# INPUT FOR THIS TASK:
--- START ---
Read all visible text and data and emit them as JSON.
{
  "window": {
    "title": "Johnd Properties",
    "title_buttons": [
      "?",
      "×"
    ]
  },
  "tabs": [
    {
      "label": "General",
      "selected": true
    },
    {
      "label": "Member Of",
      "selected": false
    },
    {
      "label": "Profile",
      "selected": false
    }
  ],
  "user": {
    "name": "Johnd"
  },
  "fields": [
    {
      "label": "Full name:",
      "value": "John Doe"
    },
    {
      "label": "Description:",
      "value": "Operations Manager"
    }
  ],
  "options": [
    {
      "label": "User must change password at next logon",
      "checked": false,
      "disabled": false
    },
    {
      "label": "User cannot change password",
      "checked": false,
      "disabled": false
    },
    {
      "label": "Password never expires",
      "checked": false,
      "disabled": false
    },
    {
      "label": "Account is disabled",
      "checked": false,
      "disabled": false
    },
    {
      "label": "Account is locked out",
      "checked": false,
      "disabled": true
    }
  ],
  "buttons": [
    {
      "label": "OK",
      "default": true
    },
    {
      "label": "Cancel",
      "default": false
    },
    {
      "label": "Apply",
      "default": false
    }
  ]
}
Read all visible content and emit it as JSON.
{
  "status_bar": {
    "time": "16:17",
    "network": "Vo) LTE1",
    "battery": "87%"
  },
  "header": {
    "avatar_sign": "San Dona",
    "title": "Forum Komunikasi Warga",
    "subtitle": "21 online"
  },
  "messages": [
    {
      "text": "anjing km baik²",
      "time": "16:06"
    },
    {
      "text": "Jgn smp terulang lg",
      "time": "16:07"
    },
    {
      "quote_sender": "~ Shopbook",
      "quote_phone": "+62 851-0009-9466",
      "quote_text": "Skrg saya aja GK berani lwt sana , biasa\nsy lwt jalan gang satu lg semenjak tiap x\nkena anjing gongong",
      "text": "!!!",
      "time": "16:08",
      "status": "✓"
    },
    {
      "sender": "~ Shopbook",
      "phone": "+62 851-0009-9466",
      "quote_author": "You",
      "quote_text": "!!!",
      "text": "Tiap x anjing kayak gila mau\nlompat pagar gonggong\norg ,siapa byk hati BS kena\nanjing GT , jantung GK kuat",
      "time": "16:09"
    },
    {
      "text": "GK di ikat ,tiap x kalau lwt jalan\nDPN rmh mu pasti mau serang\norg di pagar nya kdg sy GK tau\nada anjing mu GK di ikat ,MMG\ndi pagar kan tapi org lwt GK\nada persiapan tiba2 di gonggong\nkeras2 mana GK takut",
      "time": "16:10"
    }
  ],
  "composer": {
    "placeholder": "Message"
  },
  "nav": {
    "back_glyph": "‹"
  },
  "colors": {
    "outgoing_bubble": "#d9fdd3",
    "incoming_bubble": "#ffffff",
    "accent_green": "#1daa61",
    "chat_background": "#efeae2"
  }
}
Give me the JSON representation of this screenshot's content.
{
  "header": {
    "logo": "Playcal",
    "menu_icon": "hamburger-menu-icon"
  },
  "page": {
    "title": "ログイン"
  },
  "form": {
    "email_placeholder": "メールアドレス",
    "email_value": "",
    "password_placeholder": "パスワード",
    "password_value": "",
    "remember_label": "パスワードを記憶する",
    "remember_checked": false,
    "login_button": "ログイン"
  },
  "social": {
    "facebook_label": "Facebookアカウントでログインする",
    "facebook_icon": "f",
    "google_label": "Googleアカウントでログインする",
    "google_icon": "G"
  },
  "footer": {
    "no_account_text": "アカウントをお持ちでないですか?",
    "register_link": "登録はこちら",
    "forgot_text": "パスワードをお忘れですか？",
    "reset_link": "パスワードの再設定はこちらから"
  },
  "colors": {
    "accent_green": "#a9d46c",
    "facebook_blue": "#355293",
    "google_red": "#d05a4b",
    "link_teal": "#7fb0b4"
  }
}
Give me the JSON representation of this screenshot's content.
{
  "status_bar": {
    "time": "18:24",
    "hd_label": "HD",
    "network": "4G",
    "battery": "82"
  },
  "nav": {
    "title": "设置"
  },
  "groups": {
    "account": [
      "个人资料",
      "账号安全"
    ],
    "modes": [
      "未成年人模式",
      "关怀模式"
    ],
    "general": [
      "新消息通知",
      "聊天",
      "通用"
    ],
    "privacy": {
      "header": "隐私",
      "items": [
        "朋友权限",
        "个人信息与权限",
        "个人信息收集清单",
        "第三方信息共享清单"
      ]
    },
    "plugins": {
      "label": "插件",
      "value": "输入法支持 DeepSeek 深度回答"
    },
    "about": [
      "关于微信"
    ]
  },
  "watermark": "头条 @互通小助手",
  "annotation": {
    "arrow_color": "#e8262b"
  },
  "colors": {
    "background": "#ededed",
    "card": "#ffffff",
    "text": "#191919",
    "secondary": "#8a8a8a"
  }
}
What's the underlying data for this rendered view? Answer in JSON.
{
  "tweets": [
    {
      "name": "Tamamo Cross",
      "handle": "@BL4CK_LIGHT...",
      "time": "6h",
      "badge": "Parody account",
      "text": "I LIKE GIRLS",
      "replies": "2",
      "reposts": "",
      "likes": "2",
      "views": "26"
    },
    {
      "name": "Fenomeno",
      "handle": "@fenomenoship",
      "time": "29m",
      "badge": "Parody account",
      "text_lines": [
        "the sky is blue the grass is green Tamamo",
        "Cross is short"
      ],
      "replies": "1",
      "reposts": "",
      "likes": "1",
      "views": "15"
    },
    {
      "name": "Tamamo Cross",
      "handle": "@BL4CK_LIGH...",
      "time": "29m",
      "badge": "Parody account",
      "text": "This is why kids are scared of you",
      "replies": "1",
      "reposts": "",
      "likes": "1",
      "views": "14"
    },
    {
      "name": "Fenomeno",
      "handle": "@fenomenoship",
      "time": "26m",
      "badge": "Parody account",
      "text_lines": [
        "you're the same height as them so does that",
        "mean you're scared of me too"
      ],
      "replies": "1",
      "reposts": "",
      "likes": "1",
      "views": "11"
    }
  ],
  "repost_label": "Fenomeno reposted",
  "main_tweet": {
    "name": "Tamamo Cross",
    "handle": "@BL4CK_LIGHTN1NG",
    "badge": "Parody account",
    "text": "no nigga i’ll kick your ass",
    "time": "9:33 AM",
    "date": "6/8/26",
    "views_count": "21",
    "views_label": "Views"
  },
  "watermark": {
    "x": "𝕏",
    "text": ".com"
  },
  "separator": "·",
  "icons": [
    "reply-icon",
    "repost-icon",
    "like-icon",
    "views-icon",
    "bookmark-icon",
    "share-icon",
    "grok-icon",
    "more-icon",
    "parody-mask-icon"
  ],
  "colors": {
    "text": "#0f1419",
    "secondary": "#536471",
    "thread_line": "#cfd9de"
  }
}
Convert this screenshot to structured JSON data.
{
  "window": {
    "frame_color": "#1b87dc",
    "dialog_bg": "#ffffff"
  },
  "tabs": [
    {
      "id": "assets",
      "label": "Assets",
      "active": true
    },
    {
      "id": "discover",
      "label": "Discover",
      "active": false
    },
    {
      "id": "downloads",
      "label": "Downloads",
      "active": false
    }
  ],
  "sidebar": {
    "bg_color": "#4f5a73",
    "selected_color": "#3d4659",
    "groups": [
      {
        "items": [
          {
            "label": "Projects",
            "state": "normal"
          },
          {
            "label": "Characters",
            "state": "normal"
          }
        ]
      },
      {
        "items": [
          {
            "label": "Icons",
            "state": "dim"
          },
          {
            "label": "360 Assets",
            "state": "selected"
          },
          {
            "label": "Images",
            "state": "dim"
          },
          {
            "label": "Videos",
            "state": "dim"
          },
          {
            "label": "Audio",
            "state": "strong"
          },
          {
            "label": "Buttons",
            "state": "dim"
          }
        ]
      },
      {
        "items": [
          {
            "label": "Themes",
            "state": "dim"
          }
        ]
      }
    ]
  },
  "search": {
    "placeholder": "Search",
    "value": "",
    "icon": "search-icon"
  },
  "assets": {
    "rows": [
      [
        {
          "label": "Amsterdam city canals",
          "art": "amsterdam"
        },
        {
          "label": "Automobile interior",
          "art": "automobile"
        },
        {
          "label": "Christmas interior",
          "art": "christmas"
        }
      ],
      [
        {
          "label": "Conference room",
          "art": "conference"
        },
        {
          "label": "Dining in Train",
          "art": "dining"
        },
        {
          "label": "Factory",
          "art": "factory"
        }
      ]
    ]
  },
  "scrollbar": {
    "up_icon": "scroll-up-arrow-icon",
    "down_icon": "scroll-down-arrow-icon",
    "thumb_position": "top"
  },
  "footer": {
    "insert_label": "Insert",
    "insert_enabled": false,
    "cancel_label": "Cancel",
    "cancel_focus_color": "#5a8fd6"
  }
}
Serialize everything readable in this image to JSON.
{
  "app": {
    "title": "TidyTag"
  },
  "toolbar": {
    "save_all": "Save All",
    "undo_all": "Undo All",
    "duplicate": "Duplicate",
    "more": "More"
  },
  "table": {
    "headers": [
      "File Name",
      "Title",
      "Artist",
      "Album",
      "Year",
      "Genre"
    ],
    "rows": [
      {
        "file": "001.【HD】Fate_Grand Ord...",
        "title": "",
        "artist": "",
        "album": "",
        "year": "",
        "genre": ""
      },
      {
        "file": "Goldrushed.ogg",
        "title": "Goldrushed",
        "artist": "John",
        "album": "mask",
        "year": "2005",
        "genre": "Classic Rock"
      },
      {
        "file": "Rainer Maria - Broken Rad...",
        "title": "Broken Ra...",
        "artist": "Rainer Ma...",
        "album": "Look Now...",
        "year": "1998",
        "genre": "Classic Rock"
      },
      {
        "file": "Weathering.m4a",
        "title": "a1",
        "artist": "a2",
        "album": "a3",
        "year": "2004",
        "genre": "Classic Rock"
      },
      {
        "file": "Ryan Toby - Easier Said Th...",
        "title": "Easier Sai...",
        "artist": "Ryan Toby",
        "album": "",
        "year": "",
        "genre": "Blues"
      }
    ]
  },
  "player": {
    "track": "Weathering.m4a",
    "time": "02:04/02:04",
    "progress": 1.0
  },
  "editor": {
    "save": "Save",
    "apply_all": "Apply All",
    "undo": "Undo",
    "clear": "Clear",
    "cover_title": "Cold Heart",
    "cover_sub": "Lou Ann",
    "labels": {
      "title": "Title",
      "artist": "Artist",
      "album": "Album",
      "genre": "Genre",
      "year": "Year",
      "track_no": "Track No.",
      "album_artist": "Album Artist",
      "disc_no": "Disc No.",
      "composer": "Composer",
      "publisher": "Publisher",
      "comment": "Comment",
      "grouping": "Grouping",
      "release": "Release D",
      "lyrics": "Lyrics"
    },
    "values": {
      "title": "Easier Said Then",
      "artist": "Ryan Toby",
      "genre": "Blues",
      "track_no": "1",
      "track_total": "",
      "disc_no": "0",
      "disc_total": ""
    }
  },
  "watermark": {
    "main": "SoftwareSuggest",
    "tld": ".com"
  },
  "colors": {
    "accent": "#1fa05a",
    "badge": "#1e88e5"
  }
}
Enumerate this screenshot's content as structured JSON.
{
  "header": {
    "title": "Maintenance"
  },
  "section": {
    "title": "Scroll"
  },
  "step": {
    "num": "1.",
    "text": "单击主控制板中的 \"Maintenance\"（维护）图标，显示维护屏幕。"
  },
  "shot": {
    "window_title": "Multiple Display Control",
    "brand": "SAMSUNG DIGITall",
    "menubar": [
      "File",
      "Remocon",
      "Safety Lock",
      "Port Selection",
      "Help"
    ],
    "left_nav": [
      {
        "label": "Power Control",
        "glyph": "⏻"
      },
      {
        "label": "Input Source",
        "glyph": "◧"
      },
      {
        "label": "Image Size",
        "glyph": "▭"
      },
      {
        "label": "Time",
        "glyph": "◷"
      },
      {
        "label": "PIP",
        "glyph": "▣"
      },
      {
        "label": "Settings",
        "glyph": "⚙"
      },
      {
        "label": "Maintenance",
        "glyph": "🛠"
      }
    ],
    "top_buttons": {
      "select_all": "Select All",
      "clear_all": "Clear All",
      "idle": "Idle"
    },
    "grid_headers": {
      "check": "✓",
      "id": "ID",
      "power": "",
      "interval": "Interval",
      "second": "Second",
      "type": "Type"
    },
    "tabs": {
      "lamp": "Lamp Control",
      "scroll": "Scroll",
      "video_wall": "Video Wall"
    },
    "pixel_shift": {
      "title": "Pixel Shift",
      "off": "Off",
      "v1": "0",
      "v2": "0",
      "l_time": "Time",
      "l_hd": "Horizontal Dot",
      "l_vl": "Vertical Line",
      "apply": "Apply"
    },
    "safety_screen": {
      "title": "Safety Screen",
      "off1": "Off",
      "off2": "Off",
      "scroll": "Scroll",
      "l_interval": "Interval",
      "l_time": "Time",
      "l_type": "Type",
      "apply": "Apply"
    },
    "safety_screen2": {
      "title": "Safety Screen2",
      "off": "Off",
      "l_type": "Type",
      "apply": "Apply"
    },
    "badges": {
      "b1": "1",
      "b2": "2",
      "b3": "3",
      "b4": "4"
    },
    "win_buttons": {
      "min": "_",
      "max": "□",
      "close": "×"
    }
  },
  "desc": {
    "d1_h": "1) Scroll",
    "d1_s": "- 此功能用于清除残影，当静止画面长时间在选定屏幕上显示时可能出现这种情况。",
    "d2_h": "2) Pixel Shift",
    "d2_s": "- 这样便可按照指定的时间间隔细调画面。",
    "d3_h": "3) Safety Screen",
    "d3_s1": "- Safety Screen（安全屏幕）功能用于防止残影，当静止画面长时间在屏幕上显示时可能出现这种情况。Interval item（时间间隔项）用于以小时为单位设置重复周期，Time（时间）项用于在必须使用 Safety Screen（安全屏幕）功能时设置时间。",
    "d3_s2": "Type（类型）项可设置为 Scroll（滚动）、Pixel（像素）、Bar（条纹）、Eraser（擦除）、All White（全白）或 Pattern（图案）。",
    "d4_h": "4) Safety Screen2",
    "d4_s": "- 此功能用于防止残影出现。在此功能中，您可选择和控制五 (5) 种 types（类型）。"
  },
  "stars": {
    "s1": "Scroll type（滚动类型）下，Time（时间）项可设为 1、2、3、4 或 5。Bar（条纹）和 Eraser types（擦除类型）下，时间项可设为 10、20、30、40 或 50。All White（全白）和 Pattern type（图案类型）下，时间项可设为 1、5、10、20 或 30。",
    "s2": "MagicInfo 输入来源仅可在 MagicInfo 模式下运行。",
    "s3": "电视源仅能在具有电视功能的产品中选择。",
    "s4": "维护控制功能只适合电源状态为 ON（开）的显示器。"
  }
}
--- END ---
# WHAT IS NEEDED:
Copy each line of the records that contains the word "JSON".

# OUTPUT BELOW:
Read all visible text and data and emit them as JSON.
Read all visible content and emit it as JSON.
Give me the JSON representation of this screenshot's content.
Give me the JSON representation of this screenshot's content.
What's the underlying data for this rendered view? Answer in JSON.
Convert this screenshot to structured JSON data.
Serialize everything readable in this image to JSON.
Enumerate this screenshot's content as structured JSON.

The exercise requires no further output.